[Record excerpts — start]

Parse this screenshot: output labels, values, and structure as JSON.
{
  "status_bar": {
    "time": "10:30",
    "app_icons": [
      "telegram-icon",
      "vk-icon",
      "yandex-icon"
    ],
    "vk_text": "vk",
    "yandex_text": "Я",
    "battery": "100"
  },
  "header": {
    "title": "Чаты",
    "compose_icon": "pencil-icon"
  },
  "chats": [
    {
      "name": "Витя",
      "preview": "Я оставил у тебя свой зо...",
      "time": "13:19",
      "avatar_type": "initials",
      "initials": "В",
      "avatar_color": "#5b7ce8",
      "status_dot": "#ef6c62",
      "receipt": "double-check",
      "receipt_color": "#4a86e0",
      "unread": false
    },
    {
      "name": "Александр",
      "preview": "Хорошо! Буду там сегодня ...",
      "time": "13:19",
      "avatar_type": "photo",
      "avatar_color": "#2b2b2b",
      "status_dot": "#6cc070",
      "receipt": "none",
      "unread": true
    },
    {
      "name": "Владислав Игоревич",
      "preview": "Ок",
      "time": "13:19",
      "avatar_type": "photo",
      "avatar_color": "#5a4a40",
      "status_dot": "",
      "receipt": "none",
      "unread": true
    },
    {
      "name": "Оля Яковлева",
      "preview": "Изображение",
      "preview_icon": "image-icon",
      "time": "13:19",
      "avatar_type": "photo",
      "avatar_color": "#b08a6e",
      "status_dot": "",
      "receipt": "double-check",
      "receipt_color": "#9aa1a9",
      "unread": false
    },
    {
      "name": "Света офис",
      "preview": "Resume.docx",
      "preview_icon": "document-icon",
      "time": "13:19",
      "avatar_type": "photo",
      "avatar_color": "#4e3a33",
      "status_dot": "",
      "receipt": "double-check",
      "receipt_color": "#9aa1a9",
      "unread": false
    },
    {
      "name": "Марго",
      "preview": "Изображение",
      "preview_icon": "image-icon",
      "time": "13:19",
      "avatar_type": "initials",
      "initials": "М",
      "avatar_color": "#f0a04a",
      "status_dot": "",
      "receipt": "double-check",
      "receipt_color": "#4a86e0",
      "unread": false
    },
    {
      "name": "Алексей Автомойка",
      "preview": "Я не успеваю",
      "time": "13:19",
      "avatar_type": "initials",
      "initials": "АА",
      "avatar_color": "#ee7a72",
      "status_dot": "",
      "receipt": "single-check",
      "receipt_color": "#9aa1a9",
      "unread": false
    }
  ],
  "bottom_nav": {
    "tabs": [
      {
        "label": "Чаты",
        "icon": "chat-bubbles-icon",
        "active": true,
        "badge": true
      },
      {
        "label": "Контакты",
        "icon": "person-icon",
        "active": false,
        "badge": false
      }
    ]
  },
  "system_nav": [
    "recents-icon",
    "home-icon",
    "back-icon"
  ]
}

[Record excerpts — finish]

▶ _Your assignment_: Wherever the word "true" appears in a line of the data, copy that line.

▶ _Written response_:
      "unread": true
      "unread": true
        "active": true,
        "badge": true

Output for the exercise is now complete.